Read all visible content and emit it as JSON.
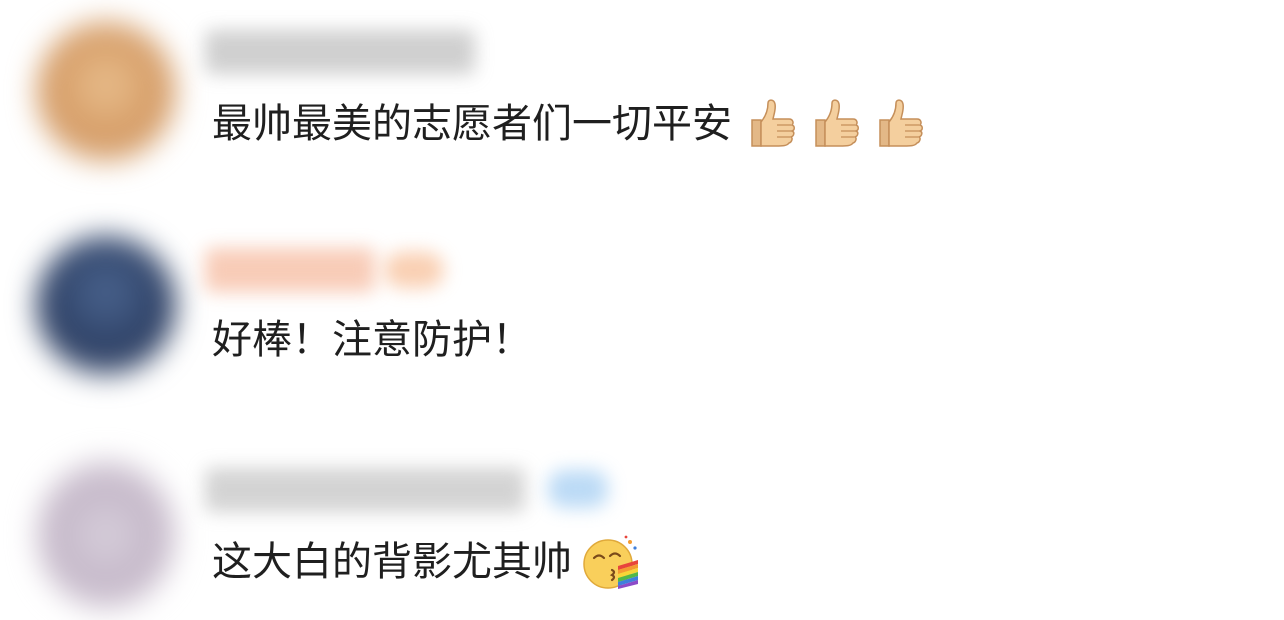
{
  "comments": [
    {
      "avatar_color": "#d9a877",
      "username_color": "#9a9a9a",
      "text": "最帅最美的志愿者们一切平安",
      "emojis": [
        "thumbs-up-icon",
        "thumbs-up-icon",
        "thumbs-up-icon"
      ]
    },
    {
      "avatar_color": "#34496e",
      "username_color": "#f2a27a",
      "text": "好棒！注意防护！",
      "emojis": []
    },
    {
      "avatar_color": "#c9bfd0",
      "username_color": "#a8a8a8",
      "text": "这大白的背影尤其帅",
      "emojis": [
        "rainbow-kiss-face-icon"
      ]
    }
  ]
}
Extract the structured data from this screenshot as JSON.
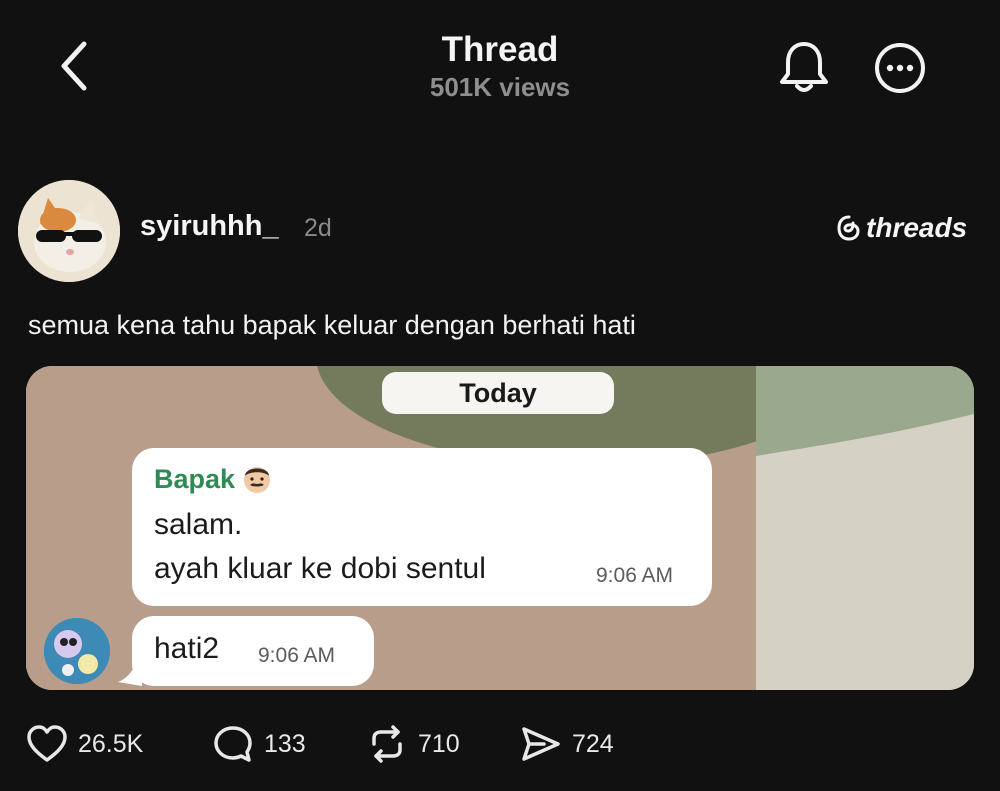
{
  "header": {
    "title": "Thread",
    "views": "501K views"
  },
  "post": {
    "username": "syiruhhh_",
    "time": "2d",
    "brand": "threads",
    "text": "semua kena tahu bapak keluar dengan berhati hati"
  },
  "chat_image": {
    "date_chip": "Today",
    "sender": "Bapak",
    "message_lines": [
      "salam.",
      "ayah kluar ke dobi sentul"
    ],
    "message_time": "9:06 AM",
    "reply": "hati2",
    "reply_time": "9:06 AM"
  },
  "actions": {
    "likes": "26.5K",
    "replies": "133",
    "reposts": "710",
    "shares": "724"
  },
  "icons": {
    "back": "chevron-left-icon",
    "bell": "bell-icon",
    "more": "more-circle-icon",
    "like": "heart-icon",
    "reply": "comment-icon",
    "repost": "repost-icon",
    "share": "send-icon"
  },
  "colors": {
    "background": "#111111",
    "sender_name": "#2f8a56",
    "muted": "#8e8e8e"
  }
}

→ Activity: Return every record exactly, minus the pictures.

→ Answer:
Read all visible content and emit it as JSON.
{
  "comments": [
    {
      "avatar_color": "#d9a877",
      "username_color": "#9a9a9a",
      "text": "最帅最美的志愿者们一切平安",
      "emojis": [
        "thumbs-up-icon",
        "thumbs-up-icon",
        "thumbs-up-icon"
      ]
    },
    {
      "avatar_color": "#34496e",
      "username_color": "#f2a27a",
      "text": "好棒！注意防护！",
      "emojis": []
    },
    {
      "avatar_color": "#c9bfd0",
      "username_color": "#a8a8a8",
      "text": "这大白的背影尤其帅",
      "emojis": [
        "rainbow-kiss-face-icon"
      ]
    }
  ]
}
Extract the structured data from this screenshot as JSON.
{
  "header": {
    "title": "Thread",
    "views": "501K views"
  },
  "post": {
    "username": "syiruhhh_",
    "time": "2d",
    "brand": "threads",
    "text": "semua kena tahu bapak keluar dengan berhati hati"
  },
  "chat_image": {
    "date_chip": "Today",
    "sender": "Bapak",
    "message_lines": [
      "salam.",
      "ayah kluar ke dobi sentul"
    ],
    "message_time": "9:06 AM",
    "reply": "hati2",
    "reply_time": "9:06 AM"
  },
  "actions": {
    "likes": "26.5K",
    "replies": "133",
    "reposts": "710",
    "shares": "724"
  },
  "icons": {
    "back": "chevron-left-icon",
    "bell": "bell-icon",
    "more": "more-circle-icon",
    "like": "heart-icon",
    "reply": "comment-icon",
    "repost": "repost-icon",
    "share": "send-icon"
  },
  "colors": {
    "background": "#111111",
    "sender_name": "#2f8a56",
    "muted": "#8e8e8e"
  }
}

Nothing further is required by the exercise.